We were almost to the intersection where we’d leave the boardwalk and we couldn’t see the kids. They had gotten out of our sight before briefly and we’d always caught sight of them, but not this time. We stopped at the intersection and looked all around, but they were nowhere to be seen. Beth said a bad word or rather she spelled it, as if the kids were still there and still small enough for that to work. We conferred hurriedly. Beth would stay in front of the restaurant where we ate lunch, in case they thought to go there. I would go down the boardwalk after them. I jogged and walked and jogged and walked for twelve blocks. Once I saw a little girl on a white bike and I yelled, “June!” but before the word was even out of my mouth, I saw it wasn’t her. I heard the distinctive sound of scooter wheels coming from a side street and I looked but it wasn’t Noah. Finally I came to a barrier. The boardwalk was undergoing repairs on the other side. They wouldn’t have crossed it. Part of my mind was relieved because the Ocean City boardwalk is not like Rehoboth’s little one-mile boardwalk. It goes on and on and on for dozens of blocks. I was glad to have the search area confined to a twelve block-stretch. But another part of my mind thought I should have seen them coming back unless…I didn’t listen and searched the area all around the barrier in case they were waiting somewhere nearby, on the beach or a restaurant patio.

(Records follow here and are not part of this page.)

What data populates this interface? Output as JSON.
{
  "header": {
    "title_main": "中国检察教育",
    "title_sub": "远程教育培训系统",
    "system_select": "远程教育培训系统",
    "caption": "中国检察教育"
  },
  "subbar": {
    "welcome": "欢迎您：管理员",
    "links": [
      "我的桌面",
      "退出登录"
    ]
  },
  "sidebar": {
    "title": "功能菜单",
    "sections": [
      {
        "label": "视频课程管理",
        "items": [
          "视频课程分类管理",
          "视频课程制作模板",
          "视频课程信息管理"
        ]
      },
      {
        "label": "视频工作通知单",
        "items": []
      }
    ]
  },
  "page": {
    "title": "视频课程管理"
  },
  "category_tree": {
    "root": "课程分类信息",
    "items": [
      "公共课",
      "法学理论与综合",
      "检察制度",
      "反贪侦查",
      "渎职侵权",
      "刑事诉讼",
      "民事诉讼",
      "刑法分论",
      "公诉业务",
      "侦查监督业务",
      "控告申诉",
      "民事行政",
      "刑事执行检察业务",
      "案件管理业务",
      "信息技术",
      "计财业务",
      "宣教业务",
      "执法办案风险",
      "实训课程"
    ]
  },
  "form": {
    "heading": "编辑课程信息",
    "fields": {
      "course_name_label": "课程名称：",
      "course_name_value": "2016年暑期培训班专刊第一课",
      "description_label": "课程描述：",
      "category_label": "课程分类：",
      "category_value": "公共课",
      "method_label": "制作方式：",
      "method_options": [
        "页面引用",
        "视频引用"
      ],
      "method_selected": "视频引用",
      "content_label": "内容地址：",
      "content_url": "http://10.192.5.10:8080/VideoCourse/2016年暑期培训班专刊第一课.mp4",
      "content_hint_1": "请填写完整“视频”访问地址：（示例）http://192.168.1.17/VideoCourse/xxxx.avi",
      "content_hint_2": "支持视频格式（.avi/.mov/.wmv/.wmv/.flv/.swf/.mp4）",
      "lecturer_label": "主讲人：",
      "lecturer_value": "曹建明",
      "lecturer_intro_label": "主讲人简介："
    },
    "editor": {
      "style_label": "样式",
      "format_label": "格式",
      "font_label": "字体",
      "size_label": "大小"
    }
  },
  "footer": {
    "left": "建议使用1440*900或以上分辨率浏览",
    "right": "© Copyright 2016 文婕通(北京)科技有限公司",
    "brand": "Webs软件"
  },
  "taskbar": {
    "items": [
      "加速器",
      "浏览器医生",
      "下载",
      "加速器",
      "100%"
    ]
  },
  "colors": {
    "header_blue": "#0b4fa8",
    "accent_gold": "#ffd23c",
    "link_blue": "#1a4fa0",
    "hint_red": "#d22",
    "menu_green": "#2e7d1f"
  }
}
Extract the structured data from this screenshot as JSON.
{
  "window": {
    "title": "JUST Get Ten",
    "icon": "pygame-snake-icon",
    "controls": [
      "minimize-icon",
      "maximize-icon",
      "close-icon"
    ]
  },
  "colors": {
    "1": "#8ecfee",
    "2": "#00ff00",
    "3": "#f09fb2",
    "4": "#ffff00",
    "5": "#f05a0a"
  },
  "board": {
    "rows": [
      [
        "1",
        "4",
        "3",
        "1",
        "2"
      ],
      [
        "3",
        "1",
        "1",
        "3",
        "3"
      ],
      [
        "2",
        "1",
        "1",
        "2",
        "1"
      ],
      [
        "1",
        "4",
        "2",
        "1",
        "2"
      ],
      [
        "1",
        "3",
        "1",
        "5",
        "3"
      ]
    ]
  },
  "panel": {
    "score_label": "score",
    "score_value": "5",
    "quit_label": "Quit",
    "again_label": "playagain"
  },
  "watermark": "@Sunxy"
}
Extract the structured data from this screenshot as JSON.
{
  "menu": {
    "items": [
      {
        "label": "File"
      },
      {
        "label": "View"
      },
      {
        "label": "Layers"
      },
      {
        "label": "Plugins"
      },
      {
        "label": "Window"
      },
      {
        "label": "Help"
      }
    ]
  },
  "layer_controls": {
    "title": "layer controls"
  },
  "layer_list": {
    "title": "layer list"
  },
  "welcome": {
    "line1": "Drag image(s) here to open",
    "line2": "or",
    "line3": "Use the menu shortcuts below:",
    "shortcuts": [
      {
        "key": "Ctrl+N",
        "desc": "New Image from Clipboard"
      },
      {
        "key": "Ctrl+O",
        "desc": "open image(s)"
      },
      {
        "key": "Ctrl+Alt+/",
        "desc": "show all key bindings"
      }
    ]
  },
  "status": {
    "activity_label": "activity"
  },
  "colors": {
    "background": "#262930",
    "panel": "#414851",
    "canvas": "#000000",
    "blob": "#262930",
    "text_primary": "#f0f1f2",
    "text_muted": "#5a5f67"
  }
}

I yelled, “Noah!” over and over. No answer.
I turned back. I was no longer hurrying, but lingering now, looking all around me. When I got back to Beth, we’d have to call the police, I decided. And then about halfway back, I saw Noah, just Noah. This could be very good or very bad. “Where’s June?” I yelled, before saying anything else.
She was with Beth. The kids had been waiting by the car, where neither Beth nor I had seen them even though we both, independently of each other, peered down that street. They’d argued about whether to remain there, June remembering advice to stay put if you were lost, and Noah thinking we might be just around the corner. He did not leave her and finally he convinced her to come and they were re-united with Beth, who was in fact just around the corner and who sent Noah on his scooter to find me. I’d left my backpack with my cell phone behind with Beth and they had no way to call me.
In case you’re wondering if I’ve learned anything since the last time I lost Noah in a public place (Lost and Found, 7/17/10), I’ve learned this: even though I’d never deliberately leave Noah in charge of June in a crowded public place for upwards of a half hour, I now know they’ll stick together and discuss their options thoughtfully. I know that when it mattered, he had her back. That’s no small thing.
The kids seemed no worse for the wear, though Noah admitted the next day to having been “a little worried.” Beth and I were wrung out. Back at the house, Beth made matzoh ball soup, we made the kids eat their carrots and drink their milk; I bathed June and read to Noah. Beth shepherded a pacifier-deprived June back to bed several times and finally they were fed and clean and safe in their beds and so was I, hunkered down with the only one in the world who loves them as much as I do.
Our spring break adventures continue in the next post…